Time passed and winter was approaching so Okwari Kowa started to look for a place for his winter sleep. He circled closer and closer to the Turtle Island looking for a cave to lie down in. As his circles got smaller, the Three Brothers got closer to the Great Bear. Soon, they were close enough to attack again. The Oldest Brother shot an arrow, Middle Brother threw his spear, and Youngest hurled his war club. When these weapons struck the Bear, blood and fat dripped from the wound. The blood and fat rained down on the Turtle Island and fell on the leaves of the trees, turning them bright red, orange and yellow. Then Okwari Kowa found a cave and laid down to sleep; the Brothers made camp for the Winter also. But the next Spring, the Great Bear was healed and leapt back into the sky. The Brothers saw him and knew they had to resume their chase. To this day, we see them chasing the Bear across the sky; each Fall, they get close to the Bear and launch another attack.

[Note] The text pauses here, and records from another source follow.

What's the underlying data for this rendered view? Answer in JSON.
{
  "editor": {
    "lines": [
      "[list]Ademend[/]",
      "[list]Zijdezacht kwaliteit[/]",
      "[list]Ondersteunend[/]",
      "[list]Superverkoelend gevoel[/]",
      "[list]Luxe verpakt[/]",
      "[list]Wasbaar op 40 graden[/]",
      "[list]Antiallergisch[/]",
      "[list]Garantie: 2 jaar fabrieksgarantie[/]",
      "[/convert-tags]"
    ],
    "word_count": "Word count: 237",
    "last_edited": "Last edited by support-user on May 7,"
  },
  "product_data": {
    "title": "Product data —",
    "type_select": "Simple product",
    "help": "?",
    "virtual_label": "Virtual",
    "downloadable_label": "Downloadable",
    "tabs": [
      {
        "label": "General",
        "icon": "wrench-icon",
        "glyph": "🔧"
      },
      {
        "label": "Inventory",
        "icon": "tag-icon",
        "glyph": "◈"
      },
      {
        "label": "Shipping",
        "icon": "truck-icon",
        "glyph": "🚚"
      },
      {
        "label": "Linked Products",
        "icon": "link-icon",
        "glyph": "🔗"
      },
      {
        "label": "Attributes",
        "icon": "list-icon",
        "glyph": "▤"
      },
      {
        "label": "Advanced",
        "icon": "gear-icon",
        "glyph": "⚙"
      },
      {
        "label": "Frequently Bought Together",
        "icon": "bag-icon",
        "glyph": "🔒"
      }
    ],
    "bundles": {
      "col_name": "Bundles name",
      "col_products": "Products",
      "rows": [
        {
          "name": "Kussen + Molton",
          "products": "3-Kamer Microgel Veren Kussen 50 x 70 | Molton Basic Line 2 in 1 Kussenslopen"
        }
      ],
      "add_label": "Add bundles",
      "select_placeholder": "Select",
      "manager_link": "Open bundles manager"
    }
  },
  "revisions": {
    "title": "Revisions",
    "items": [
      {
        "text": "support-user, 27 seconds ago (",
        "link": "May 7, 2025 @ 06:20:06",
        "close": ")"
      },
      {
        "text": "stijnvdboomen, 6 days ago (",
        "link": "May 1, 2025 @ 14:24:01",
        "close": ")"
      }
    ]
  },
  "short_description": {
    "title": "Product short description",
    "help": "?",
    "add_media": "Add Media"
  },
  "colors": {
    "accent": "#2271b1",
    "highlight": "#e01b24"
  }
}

According to the Haudenosaunee, this is why the leaves change color each year. And we wait for Spring to come to see them continue their chase of the Monster Bear to ensure that he never returns to bother the People ever again. Da neh Ho!!

Artwork by Jordan Thompson